Now Gov. Andrew M. Cuomo is warning insurance companies that they will no longer be allowed to deny gender reassignment surgery or other treatment to change a person’s gender, like hormone therapy, if a doctor has deemed that treatment medically necessary.
In a letter being sent to insurance companies this week, the governor said that because state law requires insurance coverage for the diagnosis and treatment of psychological disorders, people who are found to have a mismatch between their birth sex and their internal sense of gender are entitled to insurance coverage for treatments related to that condition, called gender dysphoria.
“An issuer of a policy that includes coverage for mental health conditions may not exclude coverage for the diagnosis and treatment of gender dysphoria,” the governor’s letter says.
I have to wonder if anyone is going to challenge this – assuming you could find somebody with standing to challenge it – because there doesn’t seem to be any sort of new legislation or even updated industry regulation taking place here.
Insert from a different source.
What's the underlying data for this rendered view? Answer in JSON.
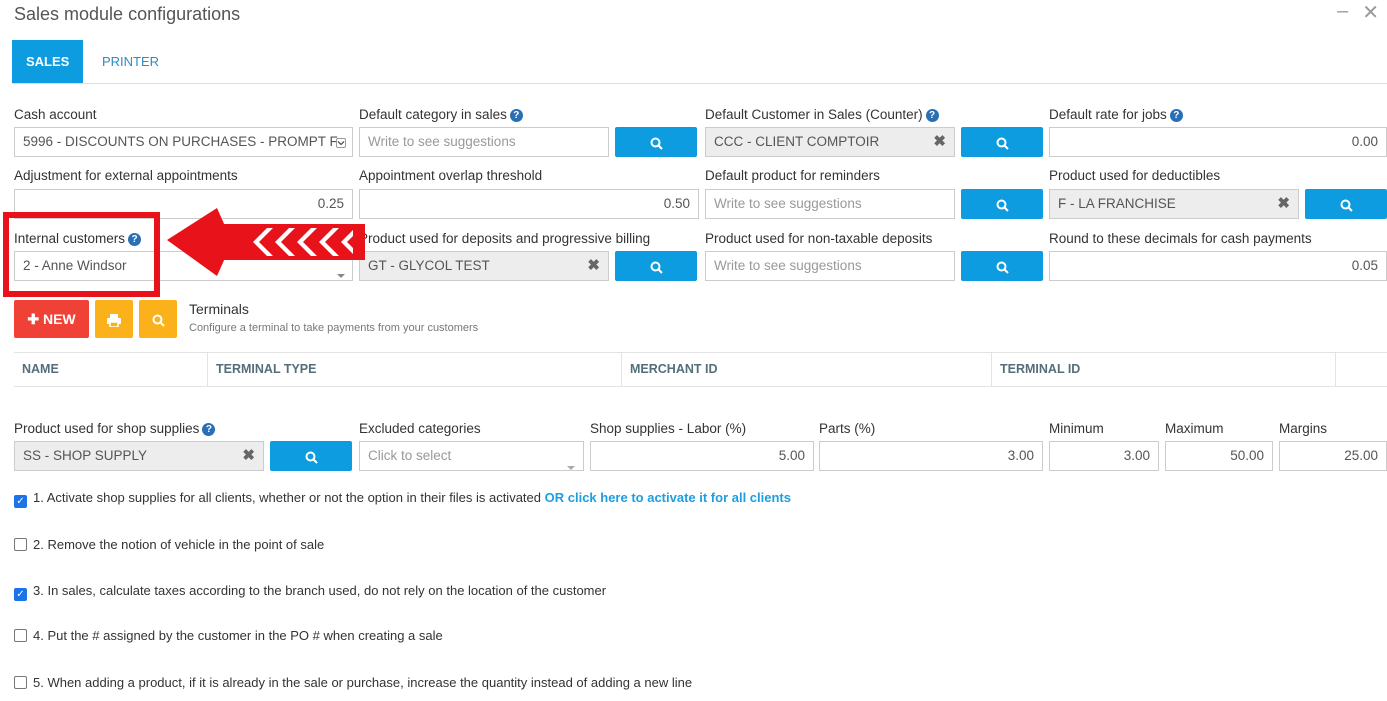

This is essentially just the Governor and his staff taking an existing law and writing a letter containing a brand new interpretation of it to the insurance companies.
As to the inevitable question of who pays for this, I suppose everyone will. If gender dysphoria is being lumped in with the general pool of covered maladies, then the insurance companies will raise their rates for everyone to account for the increase in costs. But as one industry spokesperson mentions in the article, we’re talking about such a small sliver of the population that the overall effect may be negligible. If that’s the case, I suppose I’m not going to be raising any major objections here as long as the procedures are only being performed on adults. I tend to take a very libertarian approach to such things, and what you do with your own body after the age of eighteen is pretty much your own choice, provided you’re willing to accept responsibility for any potential problems which it generates further down the line.
And there are clearly dangers to take into consideration. Long term hormone therapy, for example, requires very stringent oversight by medical professionals and can present serious complications even for those who are forced into it by menopause, early age hysterectomies or diseases forcing the the removal of various hormone producing organs. Surgeries, such as the mastectomy mentioned in the linked article, are also serious, invasive events and should never be entered into without careful consideration. (Because no surgery is without risk, including relatively “simple” ones which are done every day around the world.)
But if a person wants to do this and is willing to deal with the repercussions, that’s their call in my opinion. Should the rest of the population pay higher premiums on their medical insurance to cover them? That’s a separate issue.